(Items from an interface collection)
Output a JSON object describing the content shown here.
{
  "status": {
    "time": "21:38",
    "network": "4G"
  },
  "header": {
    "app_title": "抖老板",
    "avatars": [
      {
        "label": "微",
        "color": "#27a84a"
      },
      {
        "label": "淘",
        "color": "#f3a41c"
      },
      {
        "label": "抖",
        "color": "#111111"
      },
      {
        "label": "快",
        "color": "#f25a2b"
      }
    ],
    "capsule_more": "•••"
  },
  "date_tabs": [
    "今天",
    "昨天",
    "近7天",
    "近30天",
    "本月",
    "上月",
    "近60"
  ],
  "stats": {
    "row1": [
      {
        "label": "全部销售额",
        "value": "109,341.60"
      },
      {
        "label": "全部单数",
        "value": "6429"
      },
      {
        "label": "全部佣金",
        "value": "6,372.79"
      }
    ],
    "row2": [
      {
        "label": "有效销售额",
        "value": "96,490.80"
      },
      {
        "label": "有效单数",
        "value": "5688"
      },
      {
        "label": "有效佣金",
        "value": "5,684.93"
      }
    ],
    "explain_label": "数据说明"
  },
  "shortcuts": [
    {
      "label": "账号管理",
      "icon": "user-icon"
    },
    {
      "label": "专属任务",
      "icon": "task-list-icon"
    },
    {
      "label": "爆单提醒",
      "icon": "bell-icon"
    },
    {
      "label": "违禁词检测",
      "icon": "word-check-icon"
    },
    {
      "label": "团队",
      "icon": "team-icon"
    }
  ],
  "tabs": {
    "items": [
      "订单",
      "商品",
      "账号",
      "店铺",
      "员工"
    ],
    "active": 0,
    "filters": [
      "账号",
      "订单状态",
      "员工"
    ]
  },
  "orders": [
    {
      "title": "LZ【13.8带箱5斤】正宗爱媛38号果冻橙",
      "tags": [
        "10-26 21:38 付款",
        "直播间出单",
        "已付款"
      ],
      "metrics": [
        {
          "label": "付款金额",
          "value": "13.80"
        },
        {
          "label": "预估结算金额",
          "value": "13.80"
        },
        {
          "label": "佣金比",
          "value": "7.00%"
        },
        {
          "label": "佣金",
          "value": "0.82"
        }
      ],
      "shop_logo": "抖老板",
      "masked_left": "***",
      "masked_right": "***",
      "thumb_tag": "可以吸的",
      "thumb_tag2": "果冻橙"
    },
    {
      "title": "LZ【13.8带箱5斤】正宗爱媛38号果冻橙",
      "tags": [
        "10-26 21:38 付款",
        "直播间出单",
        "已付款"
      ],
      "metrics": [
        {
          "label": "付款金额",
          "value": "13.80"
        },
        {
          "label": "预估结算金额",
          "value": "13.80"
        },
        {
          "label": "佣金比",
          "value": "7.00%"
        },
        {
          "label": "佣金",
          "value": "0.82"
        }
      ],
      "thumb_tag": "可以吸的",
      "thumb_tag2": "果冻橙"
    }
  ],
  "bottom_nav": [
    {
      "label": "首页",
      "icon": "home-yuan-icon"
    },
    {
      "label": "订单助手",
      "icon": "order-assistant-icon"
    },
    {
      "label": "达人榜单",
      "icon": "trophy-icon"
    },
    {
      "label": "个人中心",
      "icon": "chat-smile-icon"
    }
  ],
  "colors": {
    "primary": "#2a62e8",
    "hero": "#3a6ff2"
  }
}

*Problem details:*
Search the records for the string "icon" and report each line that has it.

*Output:*
      "icon": "user-icon"
      "icon": "task-list-icon"
      "icon": "bell-icon"
      "icon": "word-check-icon"
      "icon": "team-icon"
      "icon": "home-yuan-icon"
      "icon": "order-assistant-icon"
      "icon": "trophy-icon"
      "icon": "chat-smile-icon"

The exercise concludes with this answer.